### TASK
Pull every line that holds the word "Lihat" from the entries.

### Web page and app entries

# # # #

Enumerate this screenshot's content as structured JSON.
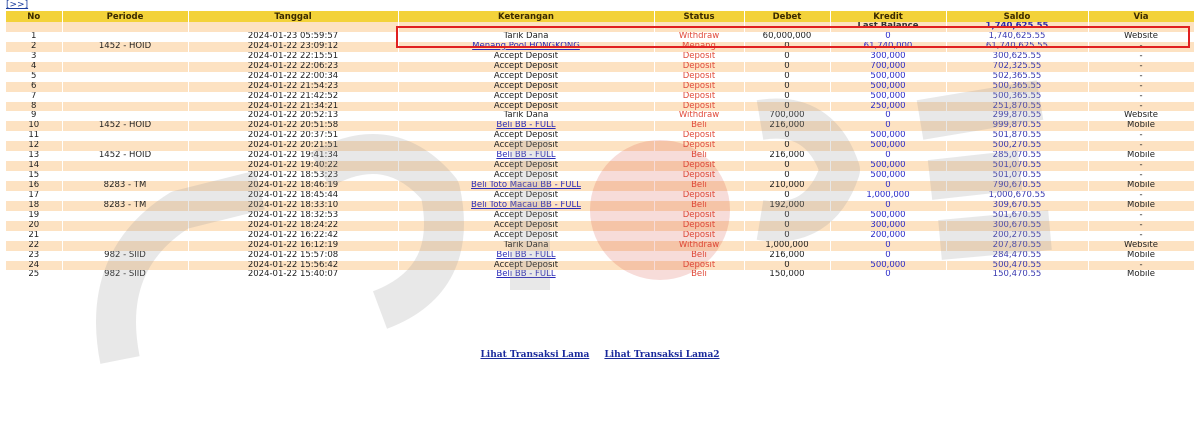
{
  "nav": {
    "top_link": "[>>]"
  },
  "table": {
    "headers": [
      "No",
      "Periode",
      "Tanggal",
      "Keterangan",
      "Status",
      "Debet",
      "Kredit",
      "Saldo",
      "Via"
    ],
    "last_balance_label": "Last Balance",
    "last_balance_value": "1,740,625.55",
    "rows": [
      [
        "1",
        "",
        "2024-01-23 05:59:57",
        "Tarik Dana",
        "Withdraw",
        "60,000,000",
        "0",
        "1,740,625.55",
        "Website"
      ],
      [
        "2",
        "1452 - HOID",
        "2024-01-22 23:09:12",
        "Menang Pool HONGKONG",
        "Menang",
        "0",
        "61,740,000",
        "61,740,625.55",
        "-"
      ],
      [
        "3",
        "",
        "2024-01-22 22:15:51",
        "Accept Deposit",
        "Deposit",
        "0",
        "300,000",
        "300,625.55",
        "-"
      ],
      [
        "4",
        "",
        "2024-01-22 22:06:23",
        "Accept Deposit",
        "Deposit",
        "0",
        "700,000",
        "702,325.55",
        "-"
      ],
      [
        "5",
        "",
        "2024-01-22 22:00:34",
        "Accept Deposit",
        "Deposit",
        "0",
        "500,000",
        "502,365.55",
        "-"
      ],
      [
        "6",
        "",
        "2024-01-22 21:54:23",
        "Accept Deposit",
        "Deposit",
        "0",
        "500,000",
        "500,365.55",
        "-"
      ],
      [
        "7",
        "",
        "2024-01-22 21:42:52",
        "Accept Deposit",
        "Deposit",
        "0",
        "500,000",
        "500,365.55",
        "-"
      ],
      [
        "8",
        "",
        "2024-01-22 21:34:21",
        "Accept Deposit",
        "Deposit",
        "0",
        "250,000",
        "251,870.55",
        "-"
      ],
      [
        "9",
        "",
        "2024-01-22 20:52:13",
        "Tarik Dana",
        "Withdraw",
        "700,000",
        "0",
        "299,870.55",
        "Website"
      ],
      [
        "10",
        "1452 - HOID",
        "2024-01-22 20:51:58",
        "Beli BB - FULL",
        "Beli",
        "216,000",
        "0",
        "999,870.55",
        "Mobile"
      ],
      [
        "11",
        "",
        "2024-01-22 20:37:51",
        "Accept Deposit",
        "Deposit",
        "0",
        "500,000",
        "501,870.55",
        "-"
      ],
      [
        "12",
        "",
        "2024-01-22 20:21:51",
        "Accept Deposit",
        "Deposit",
        "0",
        "500,000",
        "500,270.55",
        "-"
      ],
      [
        "13",
        "1452 - HOID",
        "2024-01-22 19:41:34",
        "Beli BB - FULL",
        "Beli",
        "216,000",
        "0",
        "285,070.55",
        "Mobile"
      ],
      [
        "14",
        "",
        "2024-01-22 19:40:22",
        "Accept Deposit",
        "Deposit",
        "0",
        "500,000",
        "501,070.55",
        "-"
      ],
      [
        "15",
        "",
        "2024-01-22 18:53:23",
        "Accept Deposit",
        "Deposit",
        "0",
        "500,000",
        "501,070.55",
        "-"
      ],
      [
        "16",
        "8283 - TM",
        "2024-01-22 18:46:19",
        "Beli Toto Macau BB - FULL",
        "Beli",
        "210,000",
        "0",
        "790,670.55",
        "Mobile"
      ],
      [
        "17",
        "",
        "2024-01-22 18:45:44",
        "Accept Deposit",
        "Deposit",
        "0",
        "1,000,000",
        "1,000,670.55",
        "-"
      ],
      [
        "18",
        "8283 - TM",
        "2024-01-22 18:33:10",
        "Beli Toto Macau BB - FULL",
        "Beli",
        "192,000",
        "0",
        "309,670.55",
        "Mobile"
      ],
      [
        "19",
        "",
        "2024-01-22 18:32:53",
        "Accept Deposit",
        "Deposit",
        "0",
        "500,000",
        "501,670.55",
        "-"
      ],
      [
        "20",
        "",
        "2024-01-22 18:24:22",
        "Accept Deposit",
        "Deposit",
        "0",
        "300,000",
        "300,670.55",
        "-"
      ],
      [
        "21",
        "",
        "2024-01-22 16:22:42",
        "Accept Deposit",
        "Deposit",
        "0",
        "200,000",
        "200,270.55",
        "-"
      ],
      [
        "22",
        "",
        "2024-01-22 16:12:19",
        "Tarik Dana",
        "Withdraw",
        "1,000,000",
        "0",
        "207,870.55",
        "Website"
      ],
      [
        "23",
        "982 - SIID",
        "2024-01-22 15:57:08",
        "Beli BB - FULL",
        "Beli",
        "216,000",
        "0",
        "284,470.55",
        "Mobile"
      ],
      [
        "24",
        "",
        "2024-01-22 15:56:42",
        "Accept Deposit",
        "Deposit",
        "0",
        "500,000",
        "500,470.55",
        "-"
      ],
      [
        "25",
        "982 - SIID",
        "2024-01-22 15:40:07",
        "Beli BB - FULL",
        "Beli",
        "150,000",
        "0",
        "150,470.55",
        "Mobile"
      ]
    ]
  },
  "footer": {
    "link1": "Lihat Transaksi Lama",
    "link2": "Lihat Transaksi Lama2"
  },
  "colors": {
    "header_bg": "#f3d23a",
    "row_alt_bg": "#fde2c2",
    "status_red": "#e04a3a",
    "credit_blue": "#2a2ac8",
    "highlight_border": "#e02020"
  }
}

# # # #

### REPLY TO THE EXERCISE
    "link1": "Lihat Transaksi Lama",
    "link2": "Lihat Transaksi Lama2"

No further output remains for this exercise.